Osaka City Museum of Fine Arts 大阪市立美術館
The Tennoji Park Museum
The Osaka Municipal Museum of Fine Arts is a historic institution in the capital of Kansai, located in Tennoji Park since 1936. Discover its vast collection during your visit to the city!
The history of the museum
The majority of the museum's collections are oriented toward Asian works, particularly Japanese and Chinese, especially Buddhist. But the various donations of great businessmen have also made it possible to welcome works from other continents and civilizations, for example, Egyptian or Etruscan.
The museum opened in May 1936 and is housed at the Chausuyama site in Tennoji Park. This is the land of the former residents of the Sumitomo family. This old family has been present in business and industry for nearly four centuries. It was even the family that founded the Bank of Osaka in 1885. At the beginning of the 20th century, the city of Osaka wanted to build a museum of 'art; thus, in 1921, the family donated these lands to the city, which could finally carry out its great project.
The museum was occupied by the Japanese army during the Second World War, then by the Americans, before resuming its primary role. The museum was then renovated in 1979, then enlarged in 1992.
- Read also: The National Museum of Fine Arts in Osaka
The museum collections
The museum houses more than 8,000 works, including many " Important Cultural Properties ", works considered valuable and protected by the Cultural Properties Act.
The different collections, very varied, bear the names of their donors, often patrons and businessmen.
The largest is the Taman collection - comprising 663 works alone and focusing on Buddhist art.
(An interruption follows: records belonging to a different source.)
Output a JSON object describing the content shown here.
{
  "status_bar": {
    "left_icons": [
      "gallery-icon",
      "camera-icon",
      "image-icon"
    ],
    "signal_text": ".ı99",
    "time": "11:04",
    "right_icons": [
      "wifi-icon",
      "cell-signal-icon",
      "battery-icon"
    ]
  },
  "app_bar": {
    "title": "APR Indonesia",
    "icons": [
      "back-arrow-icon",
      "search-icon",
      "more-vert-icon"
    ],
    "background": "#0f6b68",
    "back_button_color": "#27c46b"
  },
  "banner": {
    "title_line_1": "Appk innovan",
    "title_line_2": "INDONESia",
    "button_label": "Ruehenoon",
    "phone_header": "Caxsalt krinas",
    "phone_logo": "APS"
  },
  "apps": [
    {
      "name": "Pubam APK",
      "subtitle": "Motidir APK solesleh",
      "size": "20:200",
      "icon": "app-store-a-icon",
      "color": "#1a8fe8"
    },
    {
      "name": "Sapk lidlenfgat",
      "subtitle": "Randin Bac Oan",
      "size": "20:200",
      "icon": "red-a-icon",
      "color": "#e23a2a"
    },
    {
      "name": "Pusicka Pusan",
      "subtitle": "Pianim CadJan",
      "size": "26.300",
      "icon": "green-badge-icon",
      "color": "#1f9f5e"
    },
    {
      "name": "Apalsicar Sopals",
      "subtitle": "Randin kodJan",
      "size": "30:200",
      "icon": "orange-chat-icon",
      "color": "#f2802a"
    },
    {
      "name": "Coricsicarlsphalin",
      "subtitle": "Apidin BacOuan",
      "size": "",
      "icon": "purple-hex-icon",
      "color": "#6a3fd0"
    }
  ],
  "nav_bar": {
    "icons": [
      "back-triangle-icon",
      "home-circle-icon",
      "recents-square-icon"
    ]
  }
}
In the permanent collections of the Osaka Municipal Museum of Fine Arts, you will find Chinese painting and calligraphy, ceramics, Buddhist stone statues, Japanese lacquer, and metal objects, painted kimonos, as well as then many Japanese paintings from the Edo period (1603-1868) and the Meiji era (1868-1912), notably from nihonga.
- To discover: Urushi, the Japanese lacquer
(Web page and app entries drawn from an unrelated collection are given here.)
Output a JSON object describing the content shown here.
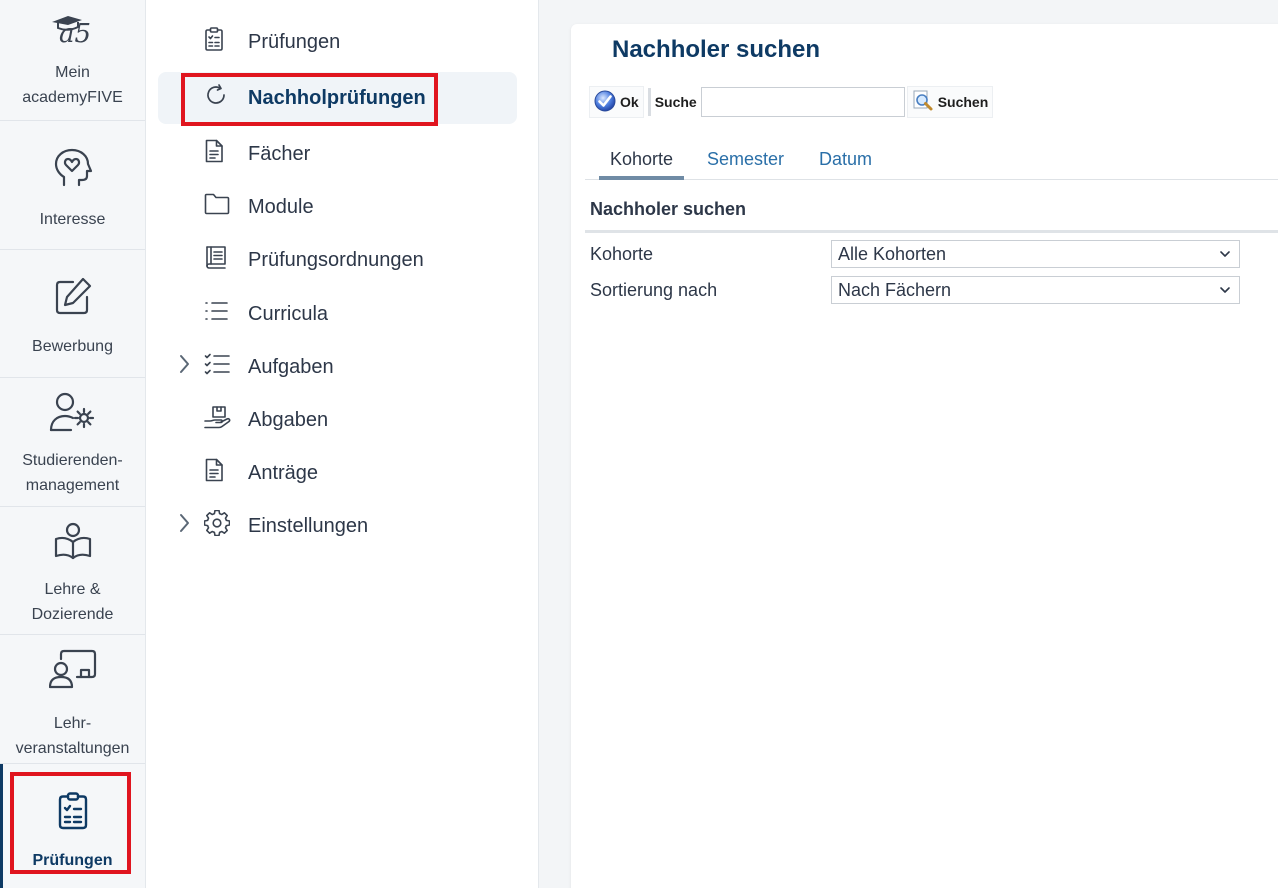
{
  "rail": {
    "items": [
      {
        "label_line1": "Mein",
        "label_line2": "academyFIVE",
        "icon": "a5-logo-icon"
      },
      {
        "label_line1": "Interesse",
        "label_line2": "",
        "icon": "head-heart-icon"
      },
      {
        "label_line1": "Bewerbung",
        "label_line2": "",
        "icon": "edit-icon"
      },
      {
        "label_line1": "Studierenden-",
        "label_line2": "management",
        "icon": "user-gear-icon"
      },
      {
        "label_line1": "Lehre &",
        "label_line2": "Dozierende",
        "icon": "reader-icon"
      },
      {
        "label_line1": "Lehr-",
        "label_line2": "veranstaltungen",
        "icon": "presentation-icon"
      },
      {
        "label_line1": "Prüfungen",
        "label_line2": "",
        "icon": "clipboard-check-icon"
      }
    ],
    "logo_text": "a5"
  },
  "subnav": {
    "items": [
      {
        "label": "Prüfungen",
        "icon": "clipboard-icon"
      },
      {
        "label": "Nachholprüfungen",
        "icon": "refresh-icon"
      },
      {
        "label": "Fächer",
        "icon": "document-icon"
      },
      {
        "label": "Module",
        "icon": "folder-icon"
      },
      {
        "label": "Prüfungsordnungen",
        "icon": "book-icon"
      },
      {
        "label": "Curricula",
        "icon": "list-icon"
      },
      {
        "label": "Aufgaben",
        "icon": "checklist-icon"
      },
      {
        "label": "Abgaben",
        "icon": "hand-box-icon"
      },
      {
        "label": "Anträge",
        "icon": "document-icon"
      },
      {
        "label": "Einstellungen",
        "icon": "gear-icon"
      }
    ]
  },
  "main": {
    "title": "Nachholer suchen",
    "toolbar": {
      "ok_label": "Ok",
      "search_label": "Suche",
      "search_value": "",
      "search_button_label": "Suchen"
    },
    "tabs": [
      {
        "label": "Kohorte"
      },
      {
        "label": "Semester"
      },
      {
        "label": "Datum"
      }
    ],
    "section_title": "Nachholer suchen",
    "form": {
      "kohorte_label": "Kohorte",
      "kohorte_value": "Alle Kohorten",
      "sort_label": "Sortierung nach",
      "sort_value": "Nach Fächern"
    }
  },
  "colors": {
    "brand": "#0e3a64",
    "highlight": "#e0151f",
    "link": "#2a6fa8"
  }
}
Visitors can also admire prints, notably by the master in the field, Hokusai. Enthusiasts of statuary and Buddhist art will enjoy Chinese statues of Buddhas and bodhisattvas in stone or bronze, from the 5th century to the Sui and Tang dynasties.
A superb collection of 20 nihonga paintings dating from 1943 allow you to discover the work of well-known artists from the region such as Uemura Shoen, Yamaguchi Kayo, Kitano Tsunetomi, and Sakakibara Shiho.
On the European side, the museum preserves many pieces of Etruscan terracotta, as well as around a hundred Coptic works, stone sculptures, and textiles.
Finally, it should be noted that this museum regularly organizes major temporary exhibitions, which are very popular with the inhabitants of Osaka. They can be concerned with Japanese or Asian art as well as European. For example, the museum has already organized exhibitions on Van Gogh, or even on Vermeer, in the spring of 2019. For the occasion, the museum is loaning some of the greatest masterpieces of the masters.
In 2018, the exhibition "The art of portraiture in the collections of the Louvre" was also held within its walls, a traveling exhibition produced in partnership between Japan and the famous museum.
From August 10 to September 29, 2019, there is also an exhibition dedicated to ukiyo-e, through the exceptional collection of the American Mary Ainsworth. Note that these temporary exhibitions are more expensive but well worth it!
Address, timetable & access
Timetable5 min walk from Tennoji Station (JR, Midosuji, and Tanimachi lines)
PriceAdult: 300 yen ($2.50/2€)Students and high school students: 200 yen (1.75/1.50€)Rates for special exhibitions vary, between 1,400 and 1,800 yen (between $12-16/10€-14€)
AccessOpen 9:30 am to 5 pm, Tuesday to Sunday